EXERCISE MATERIALS START

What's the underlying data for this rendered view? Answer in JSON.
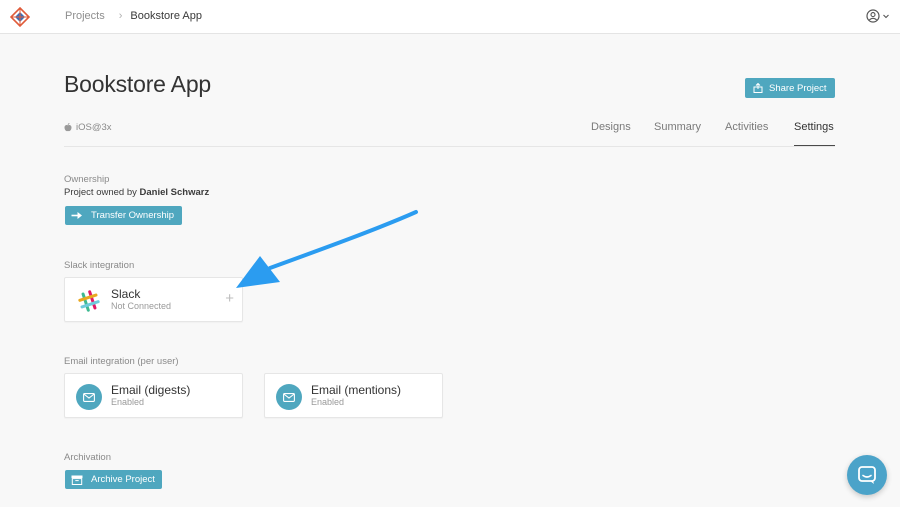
{
  "breadcrumb": {
    "projects": "Projects",
    "current": "Bookstore App"
  },
  "header": {
    "title": "Bookstore App",
    "share_label": "Share Project",
    "platform": "iOS@3x"
  },
  "tabs": [
    {
      "label": "Designs"
    },
    {
      "label": "Summary"
    },
    {
      "label": "Activities"
    },
    {
      "label": "Settings",
      "active": true
    }
  ],
  "ownership": {
    "label": "Ownership",
    "owner_prefix": "Project owned by",
    "owner_name": "Daniel Schwarz",
    "transfer_label": "Transfer Ownership"
  },
  "slack": {
    "section_label": "Slack integration",
    "title": "Slack",
    "status": "Not Connected"
  },
  "email": {
    "section_label": "Email integration (per user)",
    "cards": [
      {
        "title": "Email (digests)",
        "status": "Enabled"
      },
      {
        "title": "Email (mentions)",
        "status": "Enabled"
      }
    ]
  },
  "archivation": {
    "label": "Archivation",
    "button_label": "Archive Project"
  },
  "colors": {
    "accent": "#4fa7bf",
    "arrow": "#2b9cf0",
    "chat": "#4ba3c9"
  },
  "icons": {
    "logo": "logo-diamond-icon",
    "breadcrumb_separator": "chevron-right-icon",
    "user": "user-circle-icon",
    "share": "share-icon",
    "apple": "apple-icon",
    "transfer": "arrow-right-icon",
    "slack": "slack-icon",
    "plus": "plus-icon",
    "mail": "mail-icon",
    "archive": "archive-icon",
    "chat": "chat-icon"
  }
}
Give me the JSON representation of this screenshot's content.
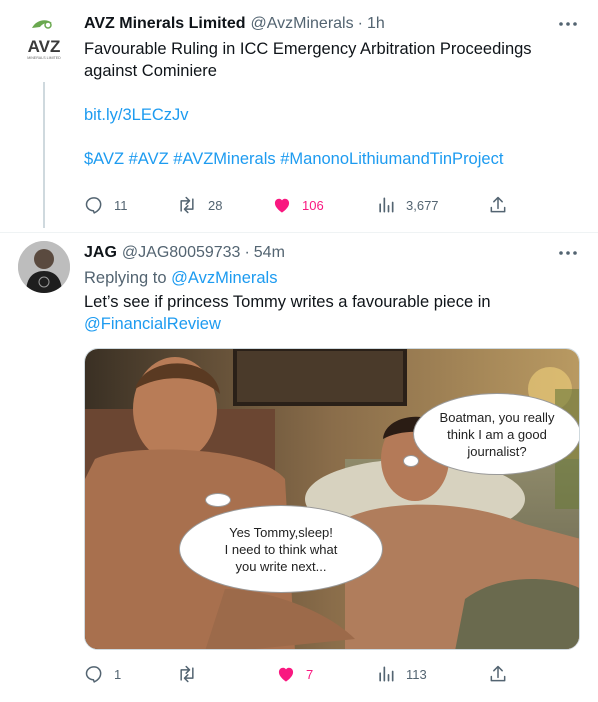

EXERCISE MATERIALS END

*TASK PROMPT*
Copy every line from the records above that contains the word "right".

*SOLUTION BELOW*
    "breadcrumb_separator": "chevron-right-icon",
    "transfer": "arrow-right-icon",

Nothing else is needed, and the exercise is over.